“I just wasn’t good,” said Nastrini, who was making his second major-league start. “I fell behind a bunch, wasn’t executing my fastball when I wanted to. Changeup was kind of a non-factor. I beat myself up there. Got to be better than that.

“I just fell behind in counts. I was falling behind 2-0 and it doesn’t matter who you’re pitching to, whenever you fall behind 2-0, it’s easy to hit. Tough to pitch like that.”

It was another tough series for the Sox.

They didn’t get their first hit in Friday’s 7-0 loss until the seventh inning. They didn’t collect their first hit in Saturday’s 9-5 loss until the eighth.

And on Sunday, Nola limited the Sox to two runs on four hits with seven strikeouts and one walk in eight innings. The Sox were outscored in the series 24-7.

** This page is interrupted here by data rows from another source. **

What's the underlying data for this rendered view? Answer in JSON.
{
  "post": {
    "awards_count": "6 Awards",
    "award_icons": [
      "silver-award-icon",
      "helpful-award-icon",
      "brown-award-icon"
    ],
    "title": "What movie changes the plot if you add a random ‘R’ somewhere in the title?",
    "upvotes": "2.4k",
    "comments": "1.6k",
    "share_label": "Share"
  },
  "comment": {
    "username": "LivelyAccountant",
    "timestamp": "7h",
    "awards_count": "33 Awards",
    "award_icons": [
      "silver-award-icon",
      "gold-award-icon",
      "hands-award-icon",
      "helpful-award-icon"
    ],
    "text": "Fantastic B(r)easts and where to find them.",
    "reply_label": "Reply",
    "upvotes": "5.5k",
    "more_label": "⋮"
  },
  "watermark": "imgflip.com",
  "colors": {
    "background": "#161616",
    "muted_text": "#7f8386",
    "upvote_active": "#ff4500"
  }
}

“We just have to keep working,” Jiménez said. “I know things aren’t going right now, like we expected. But we need to keep fighting.”